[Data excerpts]
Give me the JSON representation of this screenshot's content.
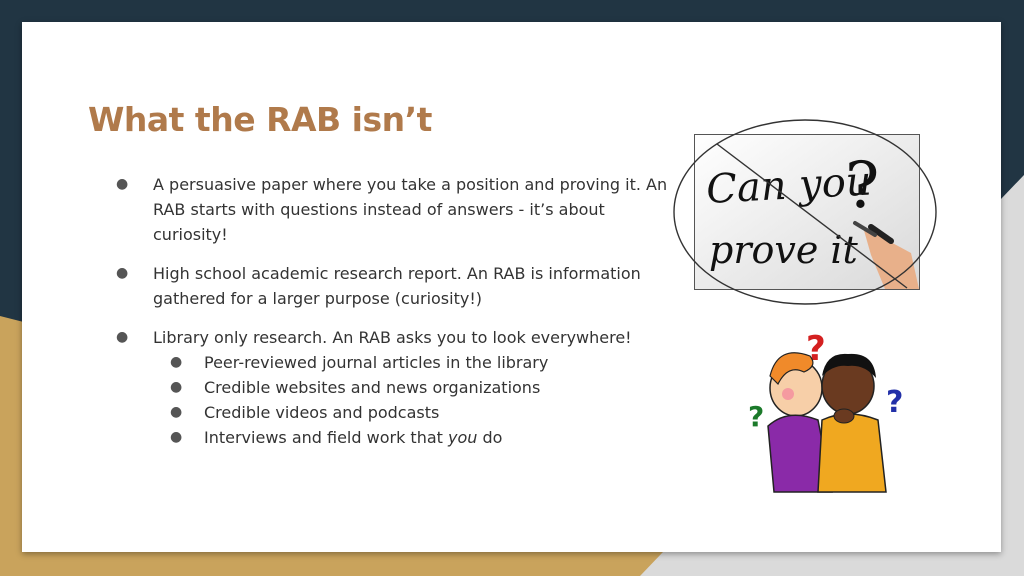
{
  "slide": {
    "title": "What the RAB isn’t",
    "bullets": [
      {
        "text": "A persuasive paper where you take a position and proving it. An RAB starts with questions instead of answers - it’s about curiosity!"
      },
      {
        "text": "High school academic research report. An RAB is information gathered for a larger purpose (curiosity!)"
      },
      {
        "text": "Library only research. An RAB asks you to look everywhere!",
        "sub": [
          "Peer-reviewed journal articles in the library",
          "Credible websites and news organizations",
          "Credible videos and podcasts"
        ],
        "last_sub": {
          "before": "Interviews and field work that ",
          "em": "you",
          "after": " do"
        }
      }
    ],
    "bullet_glyph": "●"
  },
  "images": {
    "photo": {
      "text_line1": "Can you",
      "question_mark": "?",
      "text_line2": "prove it"
    }
  },
  "colors": {
    "title": "#b07a4b",
    "background": "#213543",
    "gold": "#c9a35c",
    "body_text": "#333333"
  },
  "icons": [
    "can-you-prove-it-photo",
    "crossed-out-ellipse",
    "curious-kids-cartoon"
  ]
}
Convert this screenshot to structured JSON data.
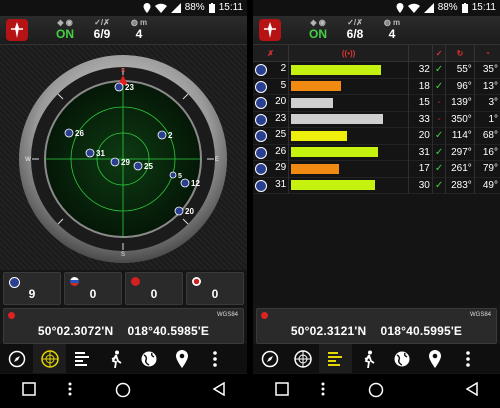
{
  "status_bar": {
    "battery": "88%",
    "time": "15:11"
  },
  "left": {
    "header": {
      "fix_status": "ON",
      "sats": "6/9",
      "satellites_used": "4"
    },
    "radar": {
      "directions": [
        "N",
        "E",
        "S",
        "W"
      ],
      "satellites": [
        {
          "prn": "23",
          "active": true
        },
        {
          "prn": "2",
          "active": true
        },
        {
          "prn": "26",
          "active": true
        },
        {
          "prn": "31",
          "active": true
        },
        {
          "prn": "29",
          "active": true
        },
        {
          "prn": "25",
          "active": true
        },
        {
          "prn": "12",
          "active": true
        },
        {
          "prn": "20",
          "active": true
        },
        {
          "prn": "5",
          "active": true
        }
      ]
    },
    "constellations": [
      {
        "name": "GPS",
        "count": "9"
      },
      {
        "name": "GLONASS",
        "count": "0"
      },
      {
        "name": "Galileo",
        "count": "0"
      },
      {
        "name": "BeiDou",
        "count": "0"
      }
    ],
    "position": {
      "datum": "WGS84",
      "latlon": "50°02.3072'N    018°40.5985'E"
    }
  },
  "right": {
    "header": {
      "fix_status": "ON",
      "sats": "6/8",
      "satellites_used": "4"
    },
    "table": {
      "rows": [
        {
          "prn": "2",
          "snr": 32,
          "snr_text": "32",
          "used": "✓",
          "azimuth": "55°",
          "elevation": "35°",
          "color": "#c6f20f"
        },
        {
          "prn": "5",
          "snr": 18,
          "snr_text": "18",
          "used": "✓",
          "azimuth": "96°",
          "elevation": "13°",
          "color": "#f08a12"
        },
        {
          "prn": "20",
          "snr": 15,
          "snr_text": "15",
          "used": "-",
          "azimuth": "139°",
          "elevation": "3°",
          "color": "#cfcfcf"
        },
        {
          "prn": "23",
          "snr": 33,
          "snr_text": "33",
          "used": "-",
          "azimuth": "350°",
          "elevation": "1°",
          "color": "#cfcfcf"
        },
        {
          "prn": "25",
          "snr": 20,
          "snr_text": "20",
          "used": "✓",
          "azimuth": "114°",
          "elevation": "68°",
          "color": "#eef00c"
        },
        {
          "prn": "26",
          "snr": 31,
          "snr_text": "31",
          "used": "✓",
          "azimuth": "297°",
          "elevation": "16°",
          "color": "#c6f20f"
        },
        {
          "prn": "29",
          "snr": 17,
          "snr_text": "17",
          "used": "✓",
          "azimuth": "261°",
          "elevation": "79°",
          "color": "#f08a12"
        },
        {
          "prn": "31",
          "snr": 30,
          "snr_text": "30",
          "used": "✓",
          "azimuth": "283°",
          "elevation": "49°",
          "color": "#c6f20f"
        }
      ]
    },
    "position": {
      "datum": "WGS84",
      "latlon": "50°02.3121'N    018°40.5995'E"
    }
  },
  "toolbar": [
    "compass-icon",
    "radar-icon",
    "signal-bars-icon",
    "walking-icon",
    "globe-icon",
    "location-pin-icon",
    "more-icon"
  ],
  "colors": {
    "accent_green": "#43d143",
    "alert_red": "#d32020",
    "flag_blue": "#2a3f8f"
  }
}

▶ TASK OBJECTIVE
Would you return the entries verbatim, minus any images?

▶ EXERCISE SOLUTION
Give me the JSON representation of this screenshot's content.
{
  "slide": {
    "title": "What the RAB isn’t",
    "bullets": [
      {
        "text": "A persuasive paper where you take a position and proving it. An RAB starts with questions instead of answers - it’s about curiosity!"
      },
      {
        "text": "High school academic research report. An RAB is information gathered for a larger purpose (curiosity!)"
      },
      {
        "text": "Library only research. An RAB asks you to look everywhere!",
        "sub": [
          "Peer-reviewed journal articles in the library",
          "Credible websites and news organizations",
          "Credible videos and podcasts"
        ],
        "last_sub": {
          "before": "Interviews and field work that ",
          "em": "you",
          "after": " do"
        }
      }
    ],
    "bullet_glyph": "●"
  },
  "images": {
    "photo": {
      "text_line1": "Can you",
      "question_mark": "?",
      "text_line2": "prove it"
    }
  },
  "colors": {
    "title": "#b07a4b",
    "background": "#213543",
    "gold": "#c9a35c",
    "body_text": "#333333"
  },
  "icons": [
    "can-you-prove-it-photo",
    "crossed-out-ellipse",
    "curious-kids-cartoon"
  ]
}
Convert this screenshot to structured JSON data.
{
  "status_bar": {
    "battery": "88%",
    "time": "15:11"
  },
  "left": {
    "header": {
      "fix_status": "ON",
      "sats": "6/9",
      "satellites_used": "4"
    },
    "radar": {
      "directions": [
        "N",
        "E",
        "S",
        "W"
      ],
      "satellites": [
        {
          "prn": "23",
          "active": true
        },
        {
          "prn": "2",
          "active": true
        },
        {
          "prn": "26",
          "active": true
        },
        {
          "prn": "31",
          "active": true
        },
        {
          "prn": "29",
          "active": true
        },
        {
          "prn": "25",
          "active": true
        },
        {
          "prn": "12",
          "active": true
        },
        {
          "prn": "20",
          "active": true
        },
        {
          "prn": "5",
          "active": true
        }
      ]
    },
    "constellations": [
      {
        "name": "GPS",
        "count": "9"
      },
      {
        "name": "GLONASS",
        "count": "0"
      },
      {
        "name": "Galileo",
        "count": "0"
      },
      {
        "name": "BeiDou",
        "count": "0"
      }
    ],
    "position": {
      "datum": "WGS84",
      "latlon": "50°02.3072'N    018°40.5985'E"
    }
  },
  "right": {
    "header": {
      "fix_status": "ON",
      "sats": "6/8",
      "satellites_used": "4"
    },
    "table": {
      "rows": [
        {
          "prn": "2",
          "snr": 32,
          "snr_text": "32",
          "used": "✓",
          "azimuth": "55°",
          "elevation": "35°",
          "color": "#c6f20f"
        },
        {
          "prn": "5",
          "snr": 18,
          "snr_text": "18",
          "used": "✓",
          "azimuth": "96°",
          "elevation": "13°",
          "color": "#f08a12"
        },
        {
          "prn": "20",
          "snr": 15,
          "snr_text": "15",
          "used": "-",
          "azimuth": "139°",
          "elevation": "3°",
          "color": "#cfcfcf"
        },
        {
          "prn": "23",
          "snr": 33,
          "snr_text": "33",
          "used": "-",
          "azimuth": "350°",
          "elevation": "1°",
          "color": "#cfcfcf"
        },
        {
          "prn": "25",
          "snr": 20,
          "snr_text": "20",
          "used": "✓",
          "azimuth": "114°",
          "elevation": "68°",
          "color": "#eef00c"
        },
        {
          "prn": "26",
          "snr": 31,
          "snr_text": "31",
          "used": "✓",
          "azimuth": "297°",
          "elevation": "16°",
          "color": "#c6f20f"
        },
        {
          "prn": "29",
          "snr": 17,
          "snr_text": "17",
          "used": "✓",
          "azimuth": "261°",
          "elevation": "79°",
          "color": "#f08a12"
        },
        {
          "prn": "31",
          "snr": 30,
          "snr_text": "30",
          "used": "✓",
          "azimuth": "283°",
          "elevation": "49°",
          "color": "#c6f20f"
        }
      ]
    },
    "position": {
      "datum": "WGS84",
      "latlon": "50°02.3121'N    018°40.5995'E"
    }
  },
  "toolbar": [
    "compass-icon",
    "radar-icon",
    "signal-bars-icon",
    "walking-icon",
    "globe-icon",
    "location-pin-icon",
    "more-icon"
  ],
  "colors": {
    "accent_green": "#43d143",
    "alert_red": "#d32020",
    "flag_blue": "#2a3f8f"
  }
}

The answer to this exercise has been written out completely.